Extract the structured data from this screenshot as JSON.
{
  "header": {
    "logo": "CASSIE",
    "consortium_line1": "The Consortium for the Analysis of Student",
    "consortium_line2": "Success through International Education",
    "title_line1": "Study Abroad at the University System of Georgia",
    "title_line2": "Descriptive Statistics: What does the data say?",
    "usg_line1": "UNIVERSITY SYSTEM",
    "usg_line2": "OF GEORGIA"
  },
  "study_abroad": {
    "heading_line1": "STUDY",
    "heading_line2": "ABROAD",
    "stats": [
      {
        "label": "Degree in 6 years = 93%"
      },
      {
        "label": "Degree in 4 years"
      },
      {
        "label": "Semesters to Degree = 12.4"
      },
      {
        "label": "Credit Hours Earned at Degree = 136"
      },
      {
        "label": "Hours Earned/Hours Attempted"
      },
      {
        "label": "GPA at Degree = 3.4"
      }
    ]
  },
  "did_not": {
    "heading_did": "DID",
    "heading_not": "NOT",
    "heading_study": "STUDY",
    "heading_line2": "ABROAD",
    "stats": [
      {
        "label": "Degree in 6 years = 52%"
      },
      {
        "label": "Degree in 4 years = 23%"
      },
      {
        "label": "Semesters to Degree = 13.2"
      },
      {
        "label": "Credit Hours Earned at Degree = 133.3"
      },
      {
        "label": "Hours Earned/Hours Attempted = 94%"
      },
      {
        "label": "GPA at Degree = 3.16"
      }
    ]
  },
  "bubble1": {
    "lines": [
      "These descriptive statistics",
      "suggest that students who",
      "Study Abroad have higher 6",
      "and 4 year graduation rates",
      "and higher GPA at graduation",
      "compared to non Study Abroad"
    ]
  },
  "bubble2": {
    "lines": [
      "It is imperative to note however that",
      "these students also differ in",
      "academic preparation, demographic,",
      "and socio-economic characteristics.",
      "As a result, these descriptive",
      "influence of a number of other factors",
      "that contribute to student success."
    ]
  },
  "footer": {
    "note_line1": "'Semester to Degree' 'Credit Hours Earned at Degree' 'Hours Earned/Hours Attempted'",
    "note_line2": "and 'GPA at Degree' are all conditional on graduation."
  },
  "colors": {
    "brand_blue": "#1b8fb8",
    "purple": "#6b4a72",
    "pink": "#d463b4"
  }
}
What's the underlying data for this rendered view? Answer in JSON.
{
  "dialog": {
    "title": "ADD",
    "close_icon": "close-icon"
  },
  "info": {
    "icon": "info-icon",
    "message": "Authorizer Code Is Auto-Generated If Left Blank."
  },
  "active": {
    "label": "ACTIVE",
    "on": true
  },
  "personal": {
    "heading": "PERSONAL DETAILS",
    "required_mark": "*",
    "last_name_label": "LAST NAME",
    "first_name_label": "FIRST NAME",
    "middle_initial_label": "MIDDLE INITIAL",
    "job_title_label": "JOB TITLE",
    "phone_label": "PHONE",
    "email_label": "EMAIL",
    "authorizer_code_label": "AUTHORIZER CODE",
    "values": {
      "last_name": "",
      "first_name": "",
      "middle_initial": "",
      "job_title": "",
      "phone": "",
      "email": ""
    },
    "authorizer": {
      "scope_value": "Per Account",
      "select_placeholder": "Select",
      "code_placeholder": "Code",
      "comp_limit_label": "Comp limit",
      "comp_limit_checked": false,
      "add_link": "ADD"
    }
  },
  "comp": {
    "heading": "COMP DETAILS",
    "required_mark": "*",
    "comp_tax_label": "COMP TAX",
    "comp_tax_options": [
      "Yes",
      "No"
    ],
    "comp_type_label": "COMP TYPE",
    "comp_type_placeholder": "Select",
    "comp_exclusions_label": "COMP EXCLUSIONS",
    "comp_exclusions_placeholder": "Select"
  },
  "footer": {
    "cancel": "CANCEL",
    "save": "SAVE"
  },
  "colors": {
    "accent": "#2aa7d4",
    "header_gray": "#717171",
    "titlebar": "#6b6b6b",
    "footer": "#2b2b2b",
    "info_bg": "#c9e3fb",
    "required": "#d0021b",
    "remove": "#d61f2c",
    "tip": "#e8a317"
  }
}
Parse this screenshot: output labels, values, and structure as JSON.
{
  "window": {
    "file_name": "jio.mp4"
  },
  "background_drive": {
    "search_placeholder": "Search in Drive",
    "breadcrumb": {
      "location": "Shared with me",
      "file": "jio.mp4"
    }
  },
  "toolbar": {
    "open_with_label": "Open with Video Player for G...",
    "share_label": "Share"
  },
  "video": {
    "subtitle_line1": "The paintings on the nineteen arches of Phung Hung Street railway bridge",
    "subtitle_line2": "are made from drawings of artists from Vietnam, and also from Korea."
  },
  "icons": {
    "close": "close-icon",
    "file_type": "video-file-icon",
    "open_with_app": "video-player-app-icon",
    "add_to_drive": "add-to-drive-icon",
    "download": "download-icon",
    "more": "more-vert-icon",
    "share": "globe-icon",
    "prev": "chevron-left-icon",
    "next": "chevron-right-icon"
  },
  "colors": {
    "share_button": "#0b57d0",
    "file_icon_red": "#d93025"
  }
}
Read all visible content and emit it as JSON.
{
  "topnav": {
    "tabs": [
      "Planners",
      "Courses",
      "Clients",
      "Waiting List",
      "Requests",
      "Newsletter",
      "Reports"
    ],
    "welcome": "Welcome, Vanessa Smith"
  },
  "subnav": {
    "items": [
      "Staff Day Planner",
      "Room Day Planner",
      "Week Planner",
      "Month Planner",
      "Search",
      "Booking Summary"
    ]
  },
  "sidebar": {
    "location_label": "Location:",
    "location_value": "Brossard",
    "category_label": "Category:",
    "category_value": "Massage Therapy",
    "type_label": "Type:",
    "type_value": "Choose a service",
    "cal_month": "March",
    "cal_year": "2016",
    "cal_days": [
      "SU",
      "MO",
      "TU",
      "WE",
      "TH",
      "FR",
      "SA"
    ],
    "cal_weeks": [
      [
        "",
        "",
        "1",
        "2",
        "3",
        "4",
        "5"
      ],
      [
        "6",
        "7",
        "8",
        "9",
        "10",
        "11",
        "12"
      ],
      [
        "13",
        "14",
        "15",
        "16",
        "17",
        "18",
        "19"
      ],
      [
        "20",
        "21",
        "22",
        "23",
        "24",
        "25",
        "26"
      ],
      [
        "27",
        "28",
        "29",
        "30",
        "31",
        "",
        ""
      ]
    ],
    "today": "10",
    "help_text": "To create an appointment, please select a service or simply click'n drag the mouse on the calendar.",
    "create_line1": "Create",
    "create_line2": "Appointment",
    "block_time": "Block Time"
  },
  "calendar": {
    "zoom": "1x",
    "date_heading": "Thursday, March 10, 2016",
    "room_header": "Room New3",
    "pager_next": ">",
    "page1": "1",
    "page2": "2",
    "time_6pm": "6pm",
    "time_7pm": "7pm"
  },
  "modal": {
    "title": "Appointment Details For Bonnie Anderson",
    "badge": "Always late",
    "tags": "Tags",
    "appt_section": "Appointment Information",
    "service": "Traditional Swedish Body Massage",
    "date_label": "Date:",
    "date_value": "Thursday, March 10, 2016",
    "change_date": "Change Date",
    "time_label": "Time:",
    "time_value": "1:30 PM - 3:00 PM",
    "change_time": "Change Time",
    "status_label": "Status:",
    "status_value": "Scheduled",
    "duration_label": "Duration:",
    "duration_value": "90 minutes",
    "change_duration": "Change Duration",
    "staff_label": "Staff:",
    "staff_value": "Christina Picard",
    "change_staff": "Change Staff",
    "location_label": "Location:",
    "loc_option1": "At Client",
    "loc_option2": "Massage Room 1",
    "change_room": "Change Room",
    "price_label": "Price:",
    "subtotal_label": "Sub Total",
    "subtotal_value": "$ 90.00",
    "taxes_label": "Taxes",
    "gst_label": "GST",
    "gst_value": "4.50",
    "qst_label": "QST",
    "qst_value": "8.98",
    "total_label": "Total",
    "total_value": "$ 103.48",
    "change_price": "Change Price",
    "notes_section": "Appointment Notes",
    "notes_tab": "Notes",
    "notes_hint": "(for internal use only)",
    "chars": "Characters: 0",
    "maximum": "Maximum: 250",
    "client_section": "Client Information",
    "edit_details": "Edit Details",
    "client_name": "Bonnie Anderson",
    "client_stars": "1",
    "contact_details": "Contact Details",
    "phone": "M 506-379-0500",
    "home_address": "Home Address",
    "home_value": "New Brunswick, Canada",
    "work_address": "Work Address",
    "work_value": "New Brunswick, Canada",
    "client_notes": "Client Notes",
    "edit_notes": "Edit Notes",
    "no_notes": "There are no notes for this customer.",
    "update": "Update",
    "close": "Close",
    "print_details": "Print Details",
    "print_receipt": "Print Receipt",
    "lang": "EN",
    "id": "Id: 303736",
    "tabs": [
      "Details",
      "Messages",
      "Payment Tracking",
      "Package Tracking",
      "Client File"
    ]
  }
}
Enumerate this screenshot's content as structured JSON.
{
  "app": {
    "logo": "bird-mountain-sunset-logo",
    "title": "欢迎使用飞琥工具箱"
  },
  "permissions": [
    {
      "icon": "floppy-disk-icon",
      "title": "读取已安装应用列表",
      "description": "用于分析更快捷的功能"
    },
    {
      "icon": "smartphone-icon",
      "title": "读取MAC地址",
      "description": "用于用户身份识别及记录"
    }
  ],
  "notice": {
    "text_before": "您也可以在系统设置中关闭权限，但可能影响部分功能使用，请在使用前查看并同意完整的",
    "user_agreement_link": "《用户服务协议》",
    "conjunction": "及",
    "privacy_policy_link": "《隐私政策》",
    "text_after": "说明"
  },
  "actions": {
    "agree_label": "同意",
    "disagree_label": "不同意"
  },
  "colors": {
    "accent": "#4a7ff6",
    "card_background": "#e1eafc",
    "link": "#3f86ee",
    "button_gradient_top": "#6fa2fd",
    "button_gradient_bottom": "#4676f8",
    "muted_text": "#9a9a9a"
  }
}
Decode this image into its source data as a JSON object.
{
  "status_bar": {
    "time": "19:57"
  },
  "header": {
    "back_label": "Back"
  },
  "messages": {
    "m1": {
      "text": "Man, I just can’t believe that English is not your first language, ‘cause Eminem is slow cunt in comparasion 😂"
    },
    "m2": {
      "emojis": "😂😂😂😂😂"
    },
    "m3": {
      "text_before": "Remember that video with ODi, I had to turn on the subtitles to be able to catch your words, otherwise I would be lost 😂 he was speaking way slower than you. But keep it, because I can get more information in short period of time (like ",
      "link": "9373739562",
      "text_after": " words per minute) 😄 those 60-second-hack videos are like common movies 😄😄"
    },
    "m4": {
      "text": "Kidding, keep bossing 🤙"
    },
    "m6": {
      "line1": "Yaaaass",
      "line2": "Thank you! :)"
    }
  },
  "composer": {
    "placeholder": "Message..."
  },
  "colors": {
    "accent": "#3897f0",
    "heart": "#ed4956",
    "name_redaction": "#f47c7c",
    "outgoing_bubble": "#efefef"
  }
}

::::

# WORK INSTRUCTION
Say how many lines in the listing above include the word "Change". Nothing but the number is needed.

# WRITTEN ANSWER
6